The iliotibial band, more commonly referred to as the IT band, is a long thick band of connective tissue that crosses both the lateral hip and knee joints. The IT band is helpful in stabilizing the lateral side of the leg, but can be blamed for many common hip and knee problems. But is the IT band itself really the problem?
The IT band originates in the lateral hip region on the iliac crest, crosses over the lateral hip, then crosses the knee joint and inserts on the lateral tibia. The IT band encloses the tensor fascia latae, and receives most of the tendon from the gluteus maximus. The IT band also attaches distally to several other structures, including the biceps femoris and vastus lateralis muscles, as well as attaching to the patella.
So, there are a couple of questions I want to address. The first question: does IT band tightness cause pain? As previously stated, the IT band is a thick band of connective tissue. Research has failed to show that the actual IT band can become shorter or longer. However, the muscles that attach to the IT band can become shortened or weakened, which causes the IT band to place pressure in areas that cause pain. For example, the IT band rubbing across the greater trochanter of the hip can cause inflammation, commonly known as hip bursitis. The IT band rubbing across the lateral knee can also cause pain, which is very common in runners. Other areas of dysfunction in the leg, such as faulty foot mechanics, can also place increased stress on the IT band during activities that require repetitive knee flexion and extension, such as running.
The next question to address: How do we treat pain that we feel is coming from the IT band? Again, the IT band itself is likely not the problem here. So be nice to it. Smashing your IT band along a foam roller may cause increased inflammation and although it may give you a temporary sensation of relief following foam rolling (or perhaps your IT band is just happy it isn't being smashed any more), it won't fix the problem. Because as stated before, the problem isn't a tight IT band. It is dysfunction elsewhere, likely in the hip or the foot/ankle, which is causing increased stress on the IT band.
So to really answer the question of what causes IT band syndrome, individuals experiencing this pain should have an individualized assessment. A movement professional should assess their range of motion, strength, and most importantly, watch them move. Addressing the dysfunction above and below the knee will likely resolve the symptoms of "IT band syndrome".

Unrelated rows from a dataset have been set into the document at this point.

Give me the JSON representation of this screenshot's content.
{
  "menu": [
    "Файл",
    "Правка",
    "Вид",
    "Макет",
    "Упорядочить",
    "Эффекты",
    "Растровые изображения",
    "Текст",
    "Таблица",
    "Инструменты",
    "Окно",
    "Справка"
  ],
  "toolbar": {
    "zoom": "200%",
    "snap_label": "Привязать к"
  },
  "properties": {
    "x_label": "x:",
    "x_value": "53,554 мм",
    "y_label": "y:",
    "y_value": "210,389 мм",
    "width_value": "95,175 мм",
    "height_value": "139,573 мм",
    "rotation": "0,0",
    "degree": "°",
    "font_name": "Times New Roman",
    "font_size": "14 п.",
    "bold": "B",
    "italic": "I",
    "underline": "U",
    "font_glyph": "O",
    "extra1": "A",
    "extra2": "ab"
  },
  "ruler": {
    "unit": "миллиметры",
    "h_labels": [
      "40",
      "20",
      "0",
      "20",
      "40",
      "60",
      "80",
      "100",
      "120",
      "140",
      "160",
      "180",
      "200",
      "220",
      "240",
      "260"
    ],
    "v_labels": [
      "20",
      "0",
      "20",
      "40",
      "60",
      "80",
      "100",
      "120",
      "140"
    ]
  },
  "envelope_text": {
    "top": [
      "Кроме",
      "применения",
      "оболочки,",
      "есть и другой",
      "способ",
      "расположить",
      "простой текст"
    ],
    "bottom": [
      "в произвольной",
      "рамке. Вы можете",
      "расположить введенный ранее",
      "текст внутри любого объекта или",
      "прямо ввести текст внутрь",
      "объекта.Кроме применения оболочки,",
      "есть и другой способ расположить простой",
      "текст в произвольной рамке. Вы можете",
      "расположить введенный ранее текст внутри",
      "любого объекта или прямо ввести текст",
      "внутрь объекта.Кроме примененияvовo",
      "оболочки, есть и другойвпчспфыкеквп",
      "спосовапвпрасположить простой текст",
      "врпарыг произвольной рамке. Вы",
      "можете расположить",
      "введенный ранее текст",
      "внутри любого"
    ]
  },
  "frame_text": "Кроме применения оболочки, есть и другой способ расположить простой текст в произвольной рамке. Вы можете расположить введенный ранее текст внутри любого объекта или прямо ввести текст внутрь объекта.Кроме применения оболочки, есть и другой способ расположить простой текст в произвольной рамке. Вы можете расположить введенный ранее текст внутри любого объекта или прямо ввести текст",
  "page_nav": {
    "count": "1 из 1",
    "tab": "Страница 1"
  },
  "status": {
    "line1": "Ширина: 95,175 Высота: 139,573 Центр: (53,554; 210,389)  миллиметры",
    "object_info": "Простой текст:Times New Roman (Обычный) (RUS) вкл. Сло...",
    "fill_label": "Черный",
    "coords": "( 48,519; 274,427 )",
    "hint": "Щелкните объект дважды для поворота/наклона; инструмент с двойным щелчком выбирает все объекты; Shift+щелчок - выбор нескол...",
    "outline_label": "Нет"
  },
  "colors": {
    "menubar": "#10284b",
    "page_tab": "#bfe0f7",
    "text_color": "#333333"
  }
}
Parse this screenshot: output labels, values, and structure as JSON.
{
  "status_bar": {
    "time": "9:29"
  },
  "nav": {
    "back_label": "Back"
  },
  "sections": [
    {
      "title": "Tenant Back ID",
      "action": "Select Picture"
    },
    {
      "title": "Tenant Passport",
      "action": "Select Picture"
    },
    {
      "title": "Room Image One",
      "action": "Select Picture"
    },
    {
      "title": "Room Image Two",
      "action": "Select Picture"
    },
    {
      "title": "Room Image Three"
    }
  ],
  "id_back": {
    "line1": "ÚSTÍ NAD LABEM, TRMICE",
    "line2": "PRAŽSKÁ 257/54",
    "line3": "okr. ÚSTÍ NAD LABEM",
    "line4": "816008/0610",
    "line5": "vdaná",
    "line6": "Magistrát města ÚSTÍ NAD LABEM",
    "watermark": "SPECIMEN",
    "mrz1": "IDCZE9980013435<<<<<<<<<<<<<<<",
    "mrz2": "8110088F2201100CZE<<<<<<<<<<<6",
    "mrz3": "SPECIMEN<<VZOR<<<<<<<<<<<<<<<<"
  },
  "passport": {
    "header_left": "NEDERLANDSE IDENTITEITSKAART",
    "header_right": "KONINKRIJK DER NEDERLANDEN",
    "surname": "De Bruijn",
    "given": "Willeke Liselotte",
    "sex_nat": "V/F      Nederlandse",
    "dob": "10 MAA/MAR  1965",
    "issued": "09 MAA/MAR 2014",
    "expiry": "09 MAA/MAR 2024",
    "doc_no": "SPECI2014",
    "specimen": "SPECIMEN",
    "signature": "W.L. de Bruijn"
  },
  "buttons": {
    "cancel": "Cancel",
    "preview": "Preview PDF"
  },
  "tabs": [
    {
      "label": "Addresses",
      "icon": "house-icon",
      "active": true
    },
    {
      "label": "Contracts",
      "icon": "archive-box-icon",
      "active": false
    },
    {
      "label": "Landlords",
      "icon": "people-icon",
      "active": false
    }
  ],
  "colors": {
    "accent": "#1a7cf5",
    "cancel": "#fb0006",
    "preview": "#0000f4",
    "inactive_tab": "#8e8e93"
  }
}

Are you limited by IT band syndrome or other hip, knee, or foot/ankle pain? Contact us today to schedule your individualized assessment.